Whereas I’d be aiming for 1.4 to 1.6, but that’s because I find taller line heights make it easier to read wider lines.
Which is why the “62.5% == 10px” Bull is exactly that, 100% grade A manure shovelled out by people who don’t understand the ENTIRE REASON FOR USING %/EM IN THE FIRST PLACE… that being it is NOT a fixed relationship to PX and instead is based off whatever the end user has set for preferences either in their browser or in the host OS. (in the browsers that actually take the SHOCK time to pay attention to it like Opera and IE)
I like to set whatever font size is being used for most of the content (my paragraphs) and then base everything else off of that… so that could mean anywhere from 75% to 120% depending on what actual font is in use.
Something I repeatedly point out is that the same font-size does NOT actually render the same if you change the face:
The top half being what 100% will typically give you on 96dpi systems, the lower half being what 120dpi systems (like the workstation I’m on) deliver at 100%. The first two lines of each – times and arial, showing why usually I use 85% for Arial/sans-serif (the extra bit is rounded down at 96dpi to 14px and up at 120dpi to 17px, which is perfect) and 100% for times/serif… and why I HATE Verdana since it’s ridiculously oversized compared to other serif fonts. (making fallbacks end up too big)… I honestly think most people who think verdana is “more legible” probably just need to increase how big they’re trying all the other serif fonts!
I mean, it’s bigger than Dejavu Sans or Dejavu Serif, two fonts that ‘in the old days’ were pissed on by font experts for being “too big proportionally to other fonts”.
Just like as I point out on an old test page of mine, %/EM/PT have different default sizes based on the system and browser they are used on:
Also notice down towards the bottom of that page the bit about line-heights.
1.2 is typically (not always) the default – the specification actually suggests a browser default of anywhere from 1.1 to 1.3… (likely explaining why Gecko based browsers like the sweetly retarded cousin of Nyetscape 4 they are seem to roll a d6 to determine line-height)… Again, I prefer a wee bit more so I set it to 1.4 to 1.6, again depending on the face, and where on the page it is… and as I always say, you change the font-size, you change the line-height.
Oh, and some people will tell you skipping adding a metric (px,em,%,pt,etc) will work properly on line-height-- those people have never used large font machines and usually have pages that are broken for me. It’s more BS much akin to the 62.5% malarkey.

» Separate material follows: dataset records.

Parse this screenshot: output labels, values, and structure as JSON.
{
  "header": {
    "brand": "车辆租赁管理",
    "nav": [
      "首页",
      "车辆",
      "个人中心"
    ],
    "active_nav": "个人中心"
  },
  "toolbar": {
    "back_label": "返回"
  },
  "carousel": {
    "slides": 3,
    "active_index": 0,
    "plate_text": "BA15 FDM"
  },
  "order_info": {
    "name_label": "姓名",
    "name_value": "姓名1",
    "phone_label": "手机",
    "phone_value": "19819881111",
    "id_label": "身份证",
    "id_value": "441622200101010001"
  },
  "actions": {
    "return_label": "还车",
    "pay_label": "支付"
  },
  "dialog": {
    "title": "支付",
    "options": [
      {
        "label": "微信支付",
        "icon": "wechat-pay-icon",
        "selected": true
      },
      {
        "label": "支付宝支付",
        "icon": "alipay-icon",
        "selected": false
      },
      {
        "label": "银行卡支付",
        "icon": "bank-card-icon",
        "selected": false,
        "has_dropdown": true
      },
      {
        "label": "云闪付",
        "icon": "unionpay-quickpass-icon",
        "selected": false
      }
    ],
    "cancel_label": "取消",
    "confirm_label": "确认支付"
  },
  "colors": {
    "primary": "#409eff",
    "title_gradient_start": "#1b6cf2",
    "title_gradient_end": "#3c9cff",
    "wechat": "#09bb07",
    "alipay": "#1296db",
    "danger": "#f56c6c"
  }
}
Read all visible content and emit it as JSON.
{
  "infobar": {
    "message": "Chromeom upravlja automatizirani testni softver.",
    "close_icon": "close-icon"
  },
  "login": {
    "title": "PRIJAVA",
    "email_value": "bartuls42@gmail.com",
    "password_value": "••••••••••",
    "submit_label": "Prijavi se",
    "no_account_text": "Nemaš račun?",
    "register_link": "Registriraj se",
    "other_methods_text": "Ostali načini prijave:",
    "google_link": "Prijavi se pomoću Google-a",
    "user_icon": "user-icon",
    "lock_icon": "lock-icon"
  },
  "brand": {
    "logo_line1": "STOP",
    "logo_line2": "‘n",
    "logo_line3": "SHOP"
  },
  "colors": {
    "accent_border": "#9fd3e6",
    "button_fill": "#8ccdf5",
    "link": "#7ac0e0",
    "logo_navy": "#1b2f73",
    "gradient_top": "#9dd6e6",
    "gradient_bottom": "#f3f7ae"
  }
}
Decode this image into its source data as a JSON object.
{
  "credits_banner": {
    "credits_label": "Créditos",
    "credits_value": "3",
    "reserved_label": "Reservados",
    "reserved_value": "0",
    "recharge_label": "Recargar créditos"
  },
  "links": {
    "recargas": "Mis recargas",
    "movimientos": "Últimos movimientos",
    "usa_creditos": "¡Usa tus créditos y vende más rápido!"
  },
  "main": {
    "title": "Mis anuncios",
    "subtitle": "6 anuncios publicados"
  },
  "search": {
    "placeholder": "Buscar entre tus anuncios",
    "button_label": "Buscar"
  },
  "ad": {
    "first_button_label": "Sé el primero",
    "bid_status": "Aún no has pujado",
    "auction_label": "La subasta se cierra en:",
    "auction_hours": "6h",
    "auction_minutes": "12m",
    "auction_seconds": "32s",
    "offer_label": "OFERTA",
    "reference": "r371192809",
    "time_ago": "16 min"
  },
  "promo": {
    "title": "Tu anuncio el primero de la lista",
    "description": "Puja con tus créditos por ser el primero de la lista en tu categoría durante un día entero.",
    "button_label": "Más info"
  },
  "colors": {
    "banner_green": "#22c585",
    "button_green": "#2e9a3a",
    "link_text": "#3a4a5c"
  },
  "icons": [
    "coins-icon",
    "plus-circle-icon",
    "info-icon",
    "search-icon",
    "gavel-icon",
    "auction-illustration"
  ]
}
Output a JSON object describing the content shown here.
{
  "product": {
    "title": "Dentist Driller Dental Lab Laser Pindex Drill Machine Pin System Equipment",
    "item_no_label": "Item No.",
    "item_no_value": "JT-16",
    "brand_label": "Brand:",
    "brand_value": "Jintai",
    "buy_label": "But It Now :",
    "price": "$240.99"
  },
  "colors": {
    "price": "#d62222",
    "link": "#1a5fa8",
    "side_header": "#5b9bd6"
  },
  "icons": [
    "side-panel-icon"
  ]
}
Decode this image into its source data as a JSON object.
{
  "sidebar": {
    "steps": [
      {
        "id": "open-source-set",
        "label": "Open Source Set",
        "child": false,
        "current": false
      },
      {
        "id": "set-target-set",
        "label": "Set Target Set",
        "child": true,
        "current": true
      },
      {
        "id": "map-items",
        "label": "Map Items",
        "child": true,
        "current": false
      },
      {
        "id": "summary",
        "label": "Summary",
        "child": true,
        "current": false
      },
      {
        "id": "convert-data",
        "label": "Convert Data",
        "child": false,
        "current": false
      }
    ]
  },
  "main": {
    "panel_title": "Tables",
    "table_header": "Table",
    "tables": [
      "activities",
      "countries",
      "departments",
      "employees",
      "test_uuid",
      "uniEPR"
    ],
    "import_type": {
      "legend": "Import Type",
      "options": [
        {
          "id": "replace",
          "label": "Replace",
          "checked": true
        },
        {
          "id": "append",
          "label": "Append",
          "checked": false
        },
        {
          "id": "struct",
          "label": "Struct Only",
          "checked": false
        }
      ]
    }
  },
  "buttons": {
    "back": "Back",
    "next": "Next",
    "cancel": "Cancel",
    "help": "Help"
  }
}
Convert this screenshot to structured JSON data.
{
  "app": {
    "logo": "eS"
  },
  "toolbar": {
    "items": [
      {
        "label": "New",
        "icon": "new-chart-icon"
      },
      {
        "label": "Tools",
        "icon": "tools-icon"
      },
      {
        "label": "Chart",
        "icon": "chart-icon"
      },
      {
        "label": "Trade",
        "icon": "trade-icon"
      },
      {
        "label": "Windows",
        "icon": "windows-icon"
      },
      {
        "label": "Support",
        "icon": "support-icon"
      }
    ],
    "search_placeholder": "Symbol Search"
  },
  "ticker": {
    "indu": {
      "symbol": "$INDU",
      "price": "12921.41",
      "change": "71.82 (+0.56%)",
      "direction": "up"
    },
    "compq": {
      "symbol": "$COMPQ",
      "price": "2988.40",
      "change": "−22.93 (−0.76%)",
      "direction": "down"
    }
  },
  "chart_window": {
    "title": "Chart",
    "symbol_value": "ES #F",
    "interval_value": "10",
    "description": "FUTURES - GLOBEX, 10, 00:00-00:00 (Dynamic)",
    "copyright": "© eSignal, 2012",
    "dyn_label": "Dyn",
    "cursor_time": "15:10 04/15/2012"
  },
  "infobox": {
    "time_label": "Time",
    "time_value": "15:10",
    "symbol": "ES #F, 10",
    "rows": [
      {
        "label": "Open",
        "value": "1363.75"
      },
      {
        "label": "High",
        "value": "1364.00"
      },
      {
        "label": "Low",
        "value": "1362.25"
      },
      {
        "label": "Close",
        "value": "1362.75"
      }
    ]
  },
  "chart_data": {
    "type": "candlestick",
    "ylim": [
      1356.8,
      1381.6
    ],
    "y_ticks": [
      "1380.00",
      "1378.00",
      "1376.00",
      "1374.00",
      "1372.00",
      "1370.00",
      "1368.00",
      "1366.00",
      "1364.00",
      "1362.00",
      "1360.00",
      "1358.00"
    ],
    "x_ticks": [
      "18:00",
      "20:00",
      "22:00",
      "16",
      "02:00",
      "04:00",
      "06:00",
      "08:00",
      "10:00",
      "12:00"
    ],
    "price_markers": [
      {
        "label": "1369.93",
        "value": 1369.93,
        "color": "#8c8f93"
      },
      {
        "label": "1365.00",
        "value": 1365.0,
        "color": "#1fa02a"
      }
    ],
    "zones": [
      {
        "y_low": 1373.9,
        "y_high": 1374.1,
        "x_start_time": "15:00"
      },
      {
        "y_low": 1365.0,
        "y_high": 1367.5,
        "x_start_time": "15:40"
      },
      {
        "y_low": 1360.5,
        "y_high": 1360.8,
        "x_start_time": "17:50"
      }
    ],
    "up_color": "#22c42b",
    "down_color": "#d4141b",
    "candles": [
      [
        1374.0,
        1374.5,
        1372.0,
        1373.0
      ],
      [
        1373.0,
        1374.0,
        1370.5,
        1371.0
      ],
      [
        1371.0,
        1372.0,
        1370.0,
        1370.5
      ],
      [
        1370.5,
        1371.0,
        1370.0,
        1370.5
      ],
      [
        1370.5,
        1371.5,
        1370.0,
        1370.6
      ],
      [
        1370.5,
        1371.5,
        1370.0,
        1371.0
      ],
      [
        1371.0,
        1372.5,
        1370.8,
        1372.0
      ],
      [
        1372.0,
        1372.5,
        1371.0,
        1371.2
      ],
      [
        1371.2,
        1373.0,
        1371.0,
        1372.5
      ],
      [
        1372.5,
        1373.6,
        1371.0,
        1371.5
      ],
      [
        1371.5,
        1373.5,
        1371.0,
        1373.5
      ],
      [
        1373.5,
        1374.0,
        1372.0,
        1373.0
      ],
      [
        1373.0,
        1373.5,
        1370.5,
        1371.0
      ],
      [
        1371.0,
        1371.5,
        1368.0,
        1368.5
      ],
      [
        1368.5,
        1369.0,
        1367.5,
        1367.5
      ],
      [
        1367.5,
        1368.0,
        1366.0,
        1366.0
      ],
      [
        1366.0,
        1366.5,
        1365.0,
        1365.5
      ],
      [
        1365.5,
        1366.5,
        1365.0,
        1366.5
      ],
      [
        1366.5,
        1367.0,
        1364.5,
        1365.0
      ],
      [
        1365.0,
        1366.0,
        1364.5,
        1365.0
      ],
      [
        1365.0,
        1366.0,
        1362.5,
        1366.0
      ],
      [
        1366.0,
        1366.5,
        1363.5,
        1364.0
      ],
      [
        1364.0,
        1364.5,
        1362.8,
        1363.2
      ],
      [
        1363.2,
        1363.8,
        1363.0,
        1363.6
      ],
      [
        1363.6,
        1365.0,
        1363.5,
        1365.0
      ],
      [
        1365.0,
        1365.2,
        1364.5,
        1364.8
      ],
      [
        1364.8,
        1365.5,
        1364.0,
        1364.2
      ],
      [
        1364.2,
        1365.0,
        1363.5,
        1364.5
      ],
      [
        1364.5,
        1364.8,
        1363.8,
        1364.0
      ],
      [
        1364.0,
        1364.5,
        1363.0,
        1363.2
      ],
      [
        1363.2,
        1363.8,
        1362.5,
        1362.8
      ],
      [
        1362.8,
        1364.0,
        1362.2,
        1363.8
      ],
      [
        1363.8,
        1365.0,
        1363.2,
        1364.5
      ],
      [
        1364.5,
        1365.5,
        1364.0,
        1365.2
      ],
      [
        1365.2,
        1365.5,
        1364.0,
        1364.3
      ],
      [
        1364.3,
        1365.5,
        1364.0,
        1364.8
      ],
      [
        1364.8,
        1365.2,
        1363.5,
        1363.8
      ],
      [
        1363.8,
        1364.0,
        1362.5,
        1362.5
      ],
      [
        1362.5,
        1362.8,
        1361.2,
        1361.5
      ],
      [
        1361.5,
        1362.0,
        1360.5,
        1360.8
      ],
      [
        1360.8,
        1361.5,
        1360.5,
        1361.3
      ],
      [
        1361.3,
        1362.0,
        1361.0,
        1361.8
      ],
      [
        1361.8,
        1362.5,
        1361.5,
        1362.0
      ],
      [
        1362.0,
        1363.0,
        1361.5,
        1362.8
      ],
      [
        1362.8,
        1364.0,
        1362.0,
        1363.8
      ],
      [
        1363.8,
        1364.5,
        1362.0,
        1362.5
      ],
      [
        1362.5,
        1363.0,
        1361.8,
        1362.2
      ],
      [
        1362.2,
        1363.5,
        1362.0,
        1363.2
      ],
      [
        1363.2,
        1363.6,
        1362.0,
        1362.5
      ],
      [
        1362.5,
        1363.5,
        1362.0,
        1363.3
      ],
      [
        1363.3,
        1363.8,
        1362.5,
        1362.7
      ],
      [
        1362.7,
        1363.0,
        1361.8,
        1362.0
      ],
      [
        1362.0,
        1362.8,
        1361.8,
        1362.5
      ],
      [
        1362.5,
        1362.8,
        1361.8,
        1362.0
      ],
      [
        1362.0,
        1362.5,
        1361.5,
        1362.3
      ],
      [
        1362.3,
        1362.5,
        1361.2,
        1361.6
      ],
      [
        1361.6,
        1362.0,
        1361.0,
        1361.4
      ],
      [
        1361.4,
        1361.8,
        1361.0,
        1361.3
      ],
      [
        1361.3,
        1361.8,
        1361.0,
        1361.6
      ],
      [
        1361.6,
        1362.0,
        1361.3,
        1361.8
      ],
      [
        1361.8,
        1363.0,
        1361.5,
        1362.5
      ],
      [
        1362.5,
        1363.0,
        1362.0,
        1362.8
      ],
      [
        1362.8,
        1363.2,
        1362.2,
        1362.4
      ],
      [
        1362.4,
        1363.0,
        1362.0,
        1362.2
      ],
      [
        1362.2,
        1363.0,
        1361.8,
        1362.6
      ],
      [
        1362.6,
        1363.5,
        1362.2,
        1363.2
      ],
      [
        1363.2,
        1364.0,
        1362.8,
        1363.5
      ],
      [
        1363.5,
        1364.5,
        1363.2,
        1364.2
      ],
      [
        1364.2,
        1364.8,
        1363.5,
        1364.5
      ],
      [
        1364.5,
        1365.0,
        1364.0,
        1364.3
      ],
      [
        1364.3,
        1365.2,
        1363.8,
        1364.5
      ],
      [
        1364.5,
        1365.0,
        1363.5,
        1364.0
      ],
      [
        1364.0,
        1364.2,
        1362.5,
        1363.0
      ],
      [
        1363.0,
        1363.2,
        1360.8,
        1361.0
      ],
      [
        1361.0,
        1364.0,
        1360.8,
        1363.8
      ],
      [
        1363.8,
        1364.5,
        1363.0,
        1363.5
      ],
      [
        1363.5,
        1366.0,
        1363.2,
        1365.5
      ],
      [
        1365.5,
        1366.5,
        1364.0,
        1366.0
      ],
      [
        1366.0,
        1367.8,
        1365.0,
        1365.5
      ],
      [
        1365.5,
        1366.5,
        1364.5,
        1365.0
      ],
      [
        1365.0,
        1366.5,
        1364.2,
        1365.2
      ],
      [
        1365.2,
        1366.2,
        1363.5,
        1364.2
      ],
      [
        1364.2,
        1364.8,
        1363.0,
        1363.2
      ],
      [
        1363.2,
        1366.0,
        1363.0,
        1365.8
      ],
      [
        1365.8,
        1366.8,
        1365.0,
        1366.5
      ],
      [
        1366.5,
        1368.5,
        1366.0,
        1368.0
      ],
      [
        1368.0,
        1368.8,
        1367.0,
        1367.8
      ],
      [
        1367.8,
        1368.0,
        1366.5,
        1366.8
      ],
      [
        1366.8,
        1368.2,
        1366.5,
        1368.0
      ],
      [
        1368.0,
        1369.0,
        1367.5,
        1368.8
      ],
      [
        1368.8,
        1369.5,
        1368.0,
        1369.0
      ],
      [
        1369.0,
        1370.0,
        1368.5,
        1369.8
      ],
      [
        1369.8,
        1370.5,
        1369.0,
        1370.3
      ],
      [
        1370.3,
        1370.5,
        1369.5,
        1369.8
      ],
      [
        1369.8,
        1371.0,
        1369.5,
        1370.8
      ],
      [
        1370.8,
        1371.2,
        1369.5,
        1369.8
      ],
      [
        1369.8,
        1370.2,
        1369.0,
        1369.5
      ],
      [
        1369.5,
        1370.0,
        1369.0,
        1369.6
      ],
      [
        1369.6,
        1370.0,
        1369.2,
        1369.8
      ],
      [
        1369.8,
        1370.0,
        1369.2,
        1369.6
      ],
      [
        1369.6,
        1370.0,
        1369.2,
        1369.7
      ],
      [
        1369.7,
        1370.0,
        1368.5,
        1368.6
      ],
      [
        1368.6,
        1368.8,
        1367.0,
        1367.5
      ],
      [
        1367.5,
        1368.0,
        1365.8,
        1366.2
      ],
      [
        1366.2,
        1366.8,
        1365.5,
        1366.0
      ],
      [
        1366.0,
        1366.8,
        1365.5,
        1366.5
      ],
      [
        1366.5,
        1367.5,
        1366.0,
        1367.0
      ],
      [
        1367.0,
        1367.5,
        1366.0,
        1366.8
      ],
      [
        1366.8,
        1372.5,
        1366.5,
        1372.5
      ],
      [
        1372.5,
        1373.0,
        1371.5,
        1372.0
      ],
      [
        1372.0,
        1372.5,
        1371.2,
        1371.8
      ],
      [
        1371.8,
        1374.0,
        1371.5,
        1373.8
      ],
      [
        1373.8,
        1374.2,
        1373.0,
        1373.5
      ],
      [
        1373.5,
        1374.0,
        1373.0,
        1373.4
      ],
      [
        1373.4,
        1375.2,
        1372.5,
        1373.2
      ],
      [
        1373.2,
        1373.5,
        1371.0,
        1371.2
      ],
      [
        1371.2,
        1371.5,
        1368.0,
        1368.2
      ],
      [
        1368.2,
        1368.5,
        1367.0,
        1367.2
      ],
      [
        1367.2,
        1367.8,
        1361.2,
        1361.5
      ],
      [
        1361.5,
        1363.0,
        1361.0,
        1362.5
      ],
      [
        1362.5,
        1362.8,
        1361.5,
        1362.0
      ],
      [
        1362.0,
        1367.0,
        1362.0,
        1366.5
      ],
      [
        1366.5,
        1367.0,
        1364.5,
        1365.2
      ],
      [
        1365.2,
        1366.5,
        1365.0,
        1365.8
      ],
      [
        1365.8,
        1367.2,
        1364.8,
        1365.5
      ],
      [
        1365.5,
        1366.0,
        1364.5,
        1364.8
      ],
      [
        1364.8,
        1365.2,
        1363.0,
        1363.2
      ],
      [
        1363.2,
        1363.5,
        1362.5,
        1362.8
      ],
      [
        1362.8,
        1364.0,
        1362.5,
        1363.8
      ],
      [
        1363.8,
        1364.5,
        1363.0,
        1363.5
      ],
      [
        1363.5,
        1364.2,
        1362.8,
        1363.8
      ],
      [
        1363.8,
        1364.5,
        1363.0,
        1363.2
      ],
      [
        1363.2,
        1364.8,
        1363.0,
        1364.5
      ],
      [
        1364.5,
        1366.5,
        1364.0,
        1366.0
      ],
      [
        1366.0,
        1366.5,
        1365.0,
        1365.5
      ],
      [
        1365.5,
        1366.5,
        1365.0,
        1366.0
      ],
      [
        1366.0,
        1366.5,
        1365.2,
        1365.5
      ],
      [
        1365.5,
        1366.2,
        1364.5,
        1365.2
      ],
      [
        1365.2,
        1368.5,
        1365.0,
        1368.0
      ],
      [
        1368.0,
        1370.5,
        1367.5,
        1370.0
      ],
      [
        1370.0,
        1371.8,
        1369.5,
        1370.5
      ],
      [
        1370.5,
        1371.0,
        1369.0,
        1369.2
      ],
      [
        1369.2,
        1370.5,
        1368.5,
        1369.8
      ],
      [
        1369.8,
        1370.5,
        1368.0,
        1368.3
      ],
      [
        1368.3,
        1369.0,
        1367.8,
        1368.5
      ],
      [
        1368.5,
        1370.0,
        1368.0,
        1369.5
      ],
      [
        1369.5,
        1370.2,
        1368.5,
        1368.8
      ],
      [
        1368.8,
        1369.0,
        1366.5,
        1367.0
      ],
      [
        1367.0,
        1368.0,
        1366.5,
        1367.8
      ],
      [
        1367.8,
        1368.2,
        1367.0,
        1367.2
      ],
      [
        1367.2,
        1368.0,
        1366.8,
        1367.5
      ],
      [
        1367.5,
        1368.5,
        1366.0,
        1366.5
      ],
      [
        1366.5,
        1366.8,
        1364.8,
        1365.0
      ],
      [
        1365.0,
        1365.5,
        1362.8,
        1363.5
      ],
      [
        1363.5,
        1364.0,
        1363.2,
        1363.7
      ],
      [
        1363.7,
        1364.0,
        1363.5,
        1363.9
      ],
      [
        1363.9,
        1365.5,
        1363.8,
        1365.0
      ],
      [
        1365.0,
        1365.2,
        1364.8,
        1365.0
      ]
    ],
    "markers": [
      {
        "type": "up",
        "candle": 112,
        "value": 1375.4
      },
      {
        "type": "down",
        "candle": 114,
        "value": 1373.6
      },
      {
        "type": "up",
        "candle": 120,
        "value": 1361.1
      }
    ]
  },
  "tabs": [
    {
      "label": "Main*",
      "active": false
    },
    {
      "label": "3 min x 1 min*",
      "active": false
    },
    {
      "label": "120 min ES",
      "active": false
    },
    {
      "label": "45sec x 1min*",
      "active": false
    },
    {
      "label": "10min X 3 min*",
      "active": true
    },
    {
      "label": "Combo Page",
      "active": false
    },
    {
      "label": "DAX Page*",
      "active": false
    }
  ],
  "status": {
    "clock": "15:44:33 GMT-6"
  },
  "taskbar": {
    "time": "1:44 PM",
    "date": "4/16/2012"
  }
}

It’s NEVER possible in the first place since you can NEVER rely on font engines kerning text to the same widths, having the perfect font you want actually available, etc, etc… It’s why the mere notion of fixed sized (particularly heights, or really narrow widths… or multiple narrow widths as sections across the page) is a miserable /FAIL/ at web design, and a hefty part of what I’ve come to call the “But I can do it in Photoshop” idiocy.
To go hand in hand with the idiocy of drawing a pretty picture in Photoshop before you even have semantic markup and layout done in CSS, and then having the cojones to call one’s-self a “designer” – basically shooting one’s-self in the foot before you even begin the code.